**WHAT YOU HAVE TO DO**:
The whole listing below must be printed again exactly, images excluded.

**EXTRACTED RECORDS**:
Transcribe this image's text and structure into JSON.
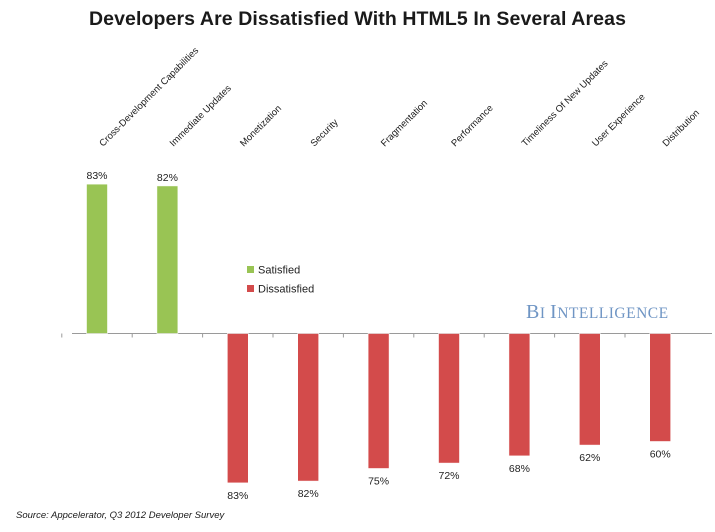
{
  "chart_data": {
    "type": "bar",
    "title": "Developers Are Dissatisfied With HTML5 In Several Areas",
    "categories": [
      "Cross-Development Capabilities",
      "Immediate Updates",
      "Monetization",
      "Security",
      "Fragmentation",
      "Performance",
      "Timeliness Of New Updates",
      "User Experience",
      "Distribution"
    ],
    "series": [
      {
        "name": "Satisfied",
        "color": "#99c454",
        "values": [
          83,
          82,
          null,
          null,
          null,
          null,
          null,
          null,
          null
        ],
        "labels": [
          "83%",
          "82%",
          "",
          "",
          "",
          "",
          "",
          "",
          ""
        ]
      },
      {
        "name": "Dissatisfied",
        "color": "#d34b4b",
        "values": [
          null,
          null,
          83,
          82,
          75,
          72,
          68,
          62,
          60
        ],
        "labels": [
          "",
          "",
          "83%",
          "82%",
          "75%",
          "72%",
          "68%",
          "62%",
          "60%"
        ]
      }
    ],
    "ylim": [
      -100,
      100
    ],
    "grid": false,
    "legend": {
      "position": "center"
    }
  },
  "watermark": {
    "first_big": "B",
    "first_small": "I",
    "second_big": "I",
    "second_small": "NTELLIGENCE"
  },
  "source": "Source: Appcelerator, Q3 2012 Developer Survey"
}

**EXERCISE ANSWER**:
Transcribe this image's text and structure into JSON.
{
  "chart_data": {
    "type": "bar",
    "title": "Developers Are Dissatisfied With HTML5 In Several Areas",
    "categories": [
      "Cross-Development Capabilities",
      "Immediate Updates",
      "Monetization",
      "Security",
      "Fragmentation",
      "Performance",
      "Timeliness Of New Updates",
      "User Experience",
      "Distribution"
    ],
    "series": [
      {
        "name": "Satisfied",
        "color": "#99c454",
        "values": [
          83,
          82,
          null,
          null,
          null,
          null,
          null,
          null,
          null
        ],
        "labels": [
          "83%",
          "82%",
          "",
          "",
          "",
          "",
          "",
          "",
          ""
        ]
      },
      {
        "name": "Dissatisfied",
        "color": "#d34b4b",
        "values": [
          null,
          null,
          83,
          82,
          75,
          72,
          68,
          62,
          60
        ],
        "labels": [
          "",
          "",
          "83%",
          "82%",
          "75%",
          "72%",
          "68%",
          "62%",
          "60%"
        ]
      }
    ],
    "ylim": [
      -100,
      100
    ],
    "grid": false,
    "legend": {
      "position": "center"
    }
  },
  "watermark": {
    "first_big": "B",
    "first_small": "I",
    "second_big": "I",
    "second_small": "NTELLIGENCE"
  },
  "source": "Source: Appcelerator, Q3 2012 Developer Survey"
}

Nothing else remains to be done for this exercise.